ASSIGNMENT:
Reproduce every line in the listing that contains the word "inline".
:: INFORMATION PROVIDED
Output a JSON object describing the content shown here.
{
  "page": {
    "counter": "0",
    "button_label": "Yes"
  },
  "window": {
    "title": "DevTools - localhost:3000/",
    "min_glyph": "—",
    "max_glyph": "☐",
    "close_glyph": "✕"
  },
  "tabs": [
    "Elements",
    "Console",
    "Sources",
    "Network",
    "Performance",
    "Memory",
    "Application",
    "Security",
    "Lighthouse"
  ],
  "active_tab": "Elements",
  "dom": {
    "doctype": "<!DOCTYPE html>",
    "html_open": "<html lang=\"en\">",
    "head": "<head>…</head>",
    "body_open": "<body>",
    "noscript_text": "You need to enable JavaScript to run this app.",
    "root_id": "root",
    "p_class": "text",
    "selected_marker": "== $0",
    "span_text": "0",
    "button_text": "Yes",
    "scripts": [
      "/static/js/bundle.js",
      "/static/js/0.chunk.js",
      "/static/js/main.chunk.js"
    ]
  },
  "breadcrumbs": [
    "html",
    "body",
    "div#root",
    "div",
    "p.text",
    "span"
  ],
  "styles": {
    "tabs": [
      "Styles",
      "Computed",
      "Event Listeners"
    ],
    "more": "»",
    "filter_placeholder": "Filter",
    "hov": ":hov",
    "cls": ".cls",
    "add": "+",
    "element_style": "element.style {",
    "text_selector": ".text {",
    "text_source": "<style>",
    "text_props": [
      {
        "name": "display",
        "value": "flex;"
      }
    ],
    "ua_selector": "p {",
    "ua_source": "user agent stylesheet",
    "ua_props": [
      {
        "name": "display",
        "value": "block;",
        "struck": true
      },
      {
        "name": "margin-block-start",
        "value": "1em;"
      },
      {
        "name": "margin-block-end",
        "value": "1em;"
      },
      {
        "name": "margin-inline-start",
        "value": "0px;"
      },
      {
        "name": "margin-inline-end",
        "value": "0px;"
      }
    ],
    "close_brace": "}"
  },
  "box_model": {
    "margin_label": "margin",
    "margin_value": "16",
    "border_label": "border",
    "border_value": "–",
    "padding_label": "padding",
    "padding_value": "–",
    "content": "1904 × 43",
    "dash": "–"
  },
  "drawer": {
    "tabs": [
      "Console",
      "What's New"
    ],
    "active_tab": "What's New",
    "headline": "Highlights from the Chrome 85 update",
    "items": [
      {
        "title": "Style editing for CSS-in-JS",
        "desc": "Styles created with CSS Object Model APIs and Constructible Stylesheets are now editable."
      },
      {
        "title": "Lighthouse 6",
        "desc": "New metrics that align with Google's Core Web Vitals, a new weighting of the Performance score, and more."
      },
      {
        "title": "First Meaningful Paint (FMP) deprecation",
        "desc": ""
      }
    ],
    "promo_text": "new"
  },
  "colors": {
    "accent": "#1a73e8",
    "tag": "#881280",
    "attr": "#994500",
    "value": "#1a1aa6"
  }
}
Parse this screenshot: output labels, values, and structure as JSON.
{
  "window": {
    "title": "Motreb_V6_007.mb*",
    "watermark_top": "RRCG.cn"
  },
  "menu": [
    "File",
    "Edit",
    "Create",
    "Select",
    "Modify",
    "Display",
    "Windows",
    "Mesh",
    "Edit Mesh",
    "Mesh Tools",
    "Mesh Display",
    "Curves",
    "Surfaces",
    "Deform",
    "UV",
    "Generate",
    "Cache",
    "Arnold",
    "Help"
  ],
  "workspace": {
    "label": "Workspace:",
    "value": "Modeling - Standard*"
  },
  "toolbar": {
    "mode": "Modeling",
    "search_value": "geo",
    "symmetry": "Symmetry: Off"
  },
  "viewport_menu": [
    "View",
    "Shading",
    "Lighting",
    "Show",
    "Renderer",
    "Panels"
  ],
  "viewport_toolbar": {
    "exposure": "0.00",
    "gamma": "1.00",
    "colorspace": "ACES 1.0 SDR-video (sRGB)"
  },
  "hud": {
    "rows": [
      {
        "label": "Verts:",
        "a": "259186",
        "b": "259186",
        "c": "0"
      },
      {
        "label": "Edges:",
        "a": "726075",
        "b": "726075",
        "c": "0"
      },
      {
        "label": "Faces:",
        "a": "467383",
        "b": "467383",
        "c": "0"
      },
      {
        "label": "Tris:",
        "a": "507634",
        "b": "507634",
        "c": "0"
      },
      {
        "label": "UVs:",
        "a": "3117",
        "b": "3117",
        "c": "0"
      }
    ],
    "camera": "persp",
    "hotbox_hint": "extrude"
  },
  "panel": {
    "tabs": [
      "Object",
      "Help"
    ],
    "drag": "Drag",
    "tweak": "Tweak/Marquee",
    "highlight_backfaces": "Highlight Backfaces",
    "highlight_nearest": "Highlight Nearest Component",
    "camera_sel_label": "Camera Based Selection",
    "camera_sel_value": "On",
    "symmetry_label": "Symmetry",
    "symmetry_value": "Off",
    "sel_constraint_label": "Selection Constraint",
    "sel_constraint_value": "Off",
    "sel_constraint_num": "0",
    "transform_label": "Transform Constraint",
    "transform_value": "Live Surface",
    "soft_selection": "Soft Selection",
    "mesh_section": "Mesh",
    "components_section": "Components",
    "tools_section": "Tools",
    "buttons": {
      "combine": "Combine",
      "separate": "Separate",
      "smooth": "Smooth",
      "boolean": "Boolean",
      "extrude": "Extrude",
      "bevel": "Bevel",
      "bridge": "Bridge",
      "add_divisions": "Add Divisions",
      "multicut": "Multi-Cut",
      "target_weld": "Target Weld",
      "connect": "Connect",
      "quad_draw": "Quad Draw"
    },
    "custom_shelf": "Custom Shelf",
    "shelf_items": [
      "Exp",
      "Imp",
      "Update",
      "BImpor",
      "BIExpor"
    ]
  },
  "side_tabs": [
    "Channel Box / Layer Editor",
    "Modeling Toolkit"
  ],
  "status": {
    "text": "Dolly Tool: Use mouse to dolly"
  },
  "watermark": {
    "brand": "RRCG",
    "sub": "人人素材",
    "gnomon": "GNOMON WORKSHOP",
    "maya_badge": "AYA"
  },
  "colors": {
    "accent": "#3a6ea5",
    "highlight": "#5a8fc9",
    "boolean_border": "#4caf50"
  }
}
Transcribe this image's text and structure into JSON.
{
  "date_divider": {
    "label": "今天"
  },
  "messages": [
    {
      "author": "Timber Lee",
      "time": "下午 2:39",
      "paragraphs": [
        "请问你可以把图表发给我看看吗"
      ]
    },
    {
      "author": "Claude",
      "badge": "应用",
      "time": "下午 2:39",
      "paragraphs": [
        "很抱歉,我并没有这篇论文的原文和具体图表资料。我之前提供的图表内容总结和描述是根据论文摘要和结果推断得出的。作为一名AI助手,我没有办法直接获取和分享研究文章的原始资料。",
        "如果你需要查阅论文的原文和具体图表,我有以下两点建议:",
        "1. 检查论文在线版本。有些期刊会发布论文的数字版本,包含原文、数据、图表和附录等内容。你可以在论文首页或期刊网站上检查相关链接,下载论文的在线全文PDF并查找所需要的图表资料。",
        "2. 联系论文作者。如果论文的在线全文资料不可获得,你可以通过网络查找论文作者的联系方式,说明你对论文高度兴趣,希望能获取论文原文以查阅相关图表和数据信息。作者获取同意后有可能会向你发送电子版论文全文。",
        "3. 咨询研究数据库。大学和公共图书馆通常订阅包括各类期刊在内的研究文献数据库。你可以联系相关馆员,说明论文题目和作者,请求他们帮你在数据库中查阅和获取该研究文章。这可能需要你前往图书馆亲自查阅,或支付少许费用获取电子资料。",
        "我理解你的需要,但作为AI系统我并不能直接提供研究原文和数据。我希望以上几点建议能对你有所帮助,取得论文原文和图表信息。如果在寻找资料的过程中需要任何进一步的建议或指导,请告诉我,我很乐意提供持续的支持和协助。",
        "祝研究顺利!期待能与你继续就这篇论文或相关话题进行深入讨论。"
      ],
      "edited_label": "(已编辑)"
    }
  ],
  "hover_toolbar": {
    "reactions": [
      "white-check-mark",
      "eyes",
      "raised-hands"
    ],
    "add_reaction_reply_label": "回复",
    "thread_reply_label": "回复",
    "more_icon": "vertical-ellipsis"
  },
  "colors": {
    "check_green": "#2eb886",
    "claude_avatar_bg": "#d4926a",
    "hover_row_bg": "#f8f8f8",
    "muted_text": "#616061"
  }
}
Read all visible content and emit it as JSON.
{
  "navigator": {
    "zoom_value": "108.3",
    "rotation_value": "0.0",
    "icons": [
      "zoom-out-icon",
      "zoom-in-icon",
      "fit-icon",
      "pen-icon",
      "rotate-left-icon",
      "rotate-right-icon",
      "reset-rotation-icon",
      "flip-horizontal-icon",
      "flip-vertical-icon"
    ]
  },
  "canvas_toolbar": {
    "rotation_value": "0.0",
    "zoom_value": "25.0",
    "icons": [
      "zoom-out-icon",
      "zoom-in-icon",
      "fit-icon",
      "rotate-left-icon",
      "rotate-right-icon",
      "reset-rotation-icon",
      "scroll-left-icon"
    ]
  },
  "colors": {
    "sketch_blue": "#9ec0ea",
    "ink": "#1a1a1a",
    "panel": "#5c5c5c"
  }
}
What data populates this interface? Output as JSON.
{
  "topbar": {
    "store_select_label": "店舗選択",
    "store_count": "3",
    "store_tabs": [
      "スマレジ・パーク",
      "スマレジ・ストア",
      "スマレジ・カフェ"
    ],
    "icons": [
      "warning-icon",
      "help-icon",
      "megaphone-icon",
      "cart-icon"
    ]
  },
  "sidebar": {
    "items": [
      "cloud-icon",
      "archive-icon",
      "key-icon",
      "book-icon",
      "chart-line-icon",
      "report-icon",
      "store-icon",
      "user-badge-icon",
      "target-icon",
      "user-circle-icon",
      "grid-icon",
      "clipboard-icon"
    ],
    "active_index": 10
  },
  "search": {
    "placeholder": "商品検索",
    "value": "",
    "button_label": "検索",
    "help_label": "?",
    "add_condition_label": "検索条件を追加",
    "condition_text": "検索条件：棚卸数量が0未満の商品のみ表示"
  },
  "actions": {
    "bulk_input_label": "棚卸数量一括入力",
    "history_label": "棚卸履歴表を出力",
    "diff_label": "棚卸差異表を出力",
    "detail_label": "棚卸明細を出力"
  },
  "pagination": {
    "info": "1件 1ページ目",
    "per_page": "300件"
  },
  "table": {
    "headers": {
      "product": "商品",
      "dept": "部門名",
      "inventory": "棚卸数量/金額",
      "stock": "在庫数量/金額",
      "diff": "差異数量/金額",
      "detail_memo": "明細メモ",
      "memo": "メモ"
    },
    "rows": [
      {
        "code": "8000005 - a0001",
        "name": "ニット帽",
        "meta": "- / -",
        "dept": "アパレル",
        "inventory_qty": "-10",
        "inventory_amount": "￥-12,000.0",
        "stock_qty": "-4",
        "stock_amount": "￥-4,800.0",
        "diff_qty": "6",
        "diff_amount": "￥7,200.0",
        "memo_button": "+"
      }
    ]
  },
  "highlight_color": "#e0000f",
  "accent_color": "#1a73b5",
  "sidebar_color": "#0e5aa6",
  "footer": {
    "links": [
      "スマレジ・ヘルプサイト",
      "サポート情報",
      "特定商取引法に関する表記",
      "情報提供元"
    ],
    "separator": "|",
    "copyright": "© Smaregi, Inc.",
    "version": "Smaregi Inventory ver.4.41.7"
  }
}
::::
TASK RESULT:
        "name": "margin-inline-start",
        "name": "margin-inline-end",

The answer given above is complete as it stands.